Letters to the Editor

Teaching students about LGBTQ
    Re.: The Orinda News September article titled “OUSD Looks at Diversity, Equity and Inclusion.”
    I have been in medicine for nearly 50 years, specializing in endocrinology. The male and female biology are well known to me. I have worked with patients with sexual and gender identity issues. I have seen the issue from the patient’s perspective.
    The new theory of gender, which now underlies almost everything in our society from pre-school curricula to government regulations, is devoid of any connection to human biology and the heretofore-inextricable connection between sex and gender. These are the foundational tenets of this theory:
    Gender is a social phenomenon, unrelated to biological sex.
    The individual’s choice of gender requires partial or complete change in phenotypic sex.
    Sex is “assigned” at birth.
    Biological sex does not exist; it is continuum.
    Language must be changed. Misgendering requires punishment. “Woman” was relabeled as “menstruating person,” “pregnant person,” and “birthing person.”
    “Gender dysphoria” was appropriated to support claims that social experience of gender is internal, immutable and biologic in nature. There is growing concern gender dysphoria applies to only a few, with the majority driven by a fad.
    Biological fact: all organisms in the evolutionary chain above worms reproduce sexually. It takes a male gamete (sperm) and a female gamete (ovum) to reproduce. There are no transitional gametes in a continuum between the sperm and ovum. If an individual produces ova, it’s female. If an individual produces sperm, it’s male. At least let’s not lose the connection to biology.
    Rather than promoting gender transition, we can accommodate the need for extending the range for non-normative gender behavior without irremediable medical treatments, while providing appropriate treatment for children with true gender dysphoria
    Recommended reading about the proposed LGBTQ curriculum:
    1. National Sex Education Standards (NSES) outlines the details of the transgender curriculum, starting with grade 2: https://bit.ly/3DL0mlr.
    2. The writings of Kim Westheimer, the Director of Strategic Initiatives for Gender Spectrum, an advisor to the NSES curriculum and school consultant. The organization provides lesson plans, faculty training, etc. Conflict of interest seems apparent.
    We can teach children to be kind, respectful, accepting of self and others without ignoring established scientific principles, denying rationality and creating lifelong confusion for our children.
    Proceed cautiously. Your children depend on it.
    – Rachelle Halpern MD

DEI’s are Necessary
    The Orinda News (Oct. 2021 issue) printed the letter to the editor “Question the DEI Specialist.” 
    Here’s my response.
    I graduated from San Ramon High School. I would say that the level of diversity at the time did little to prepare me for my experiences where I found myself culturally and linguistically in a minority living in France and Portugal, and then in Senegal where I found myself also in a racial minority. 

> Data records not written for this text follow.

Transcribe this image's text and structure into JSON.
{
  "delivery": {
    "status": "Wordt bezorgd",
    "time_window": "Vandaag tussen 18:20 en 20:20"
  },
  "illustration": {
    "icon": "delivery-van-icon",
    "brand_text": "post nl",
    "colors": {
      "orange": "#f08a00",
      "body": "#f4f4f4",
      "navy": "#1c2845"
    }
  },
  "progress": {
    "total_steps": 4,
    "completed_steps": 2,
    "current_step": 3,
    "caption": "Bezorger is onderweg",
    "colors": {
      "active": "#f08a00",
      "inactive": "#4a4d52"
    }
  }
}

    Preparation for such experiences is much to ask of a high school particularly almost half a century ago. With today’s world getting smaller, I think a Diversity, Equity and Inclusion (DEI) expert in OUSD is a great idea.  
    OUSD schools do not use tests but admit all qualified residents and some others. As typically in public schools, this leads to a high degree of diversity in some categories, for example, in physical abilities and a variety of learning and behavior differences. 
    DEI is needed to address differences in the students to assure service to all, as well as to “talent” (those who excel at testing). Talent in its broader sense also cannot be reduced to those who excel at academic testing; university level admissions at many institutions have come to question the use of testing in admissions due to inherent blind spots and biases.  
    There are other categories of diversity that make the issue much more interesting than the assumed talent verses the disadvantaged. Gains for DEI are not losses for talent; they are gains for all. In corporate settings, DEI is a metric used as one indicator of sustainable productivity and a resilient work environment. It is also used to tailor products and services to penetrate competitive markets.  
    In life, our youth can expect to face some non-trivial challenges; one of the most important skills they will need is the ability to communicate and collaborate with people of differing backgrounds. 
    For example, communication with those who understand in a way that you do not, or vice versa, is one of the critical abilities that makes a high functioning individual. One need not go far; right here in the Bay Area many corporate talent searches prioritize international experience. The value of the ability to function in diversity is recognized in that arena. 
    We are fortunate to live in this fine community with some of the finest schools. DEI can help to make them better.  
    – Jeff Violet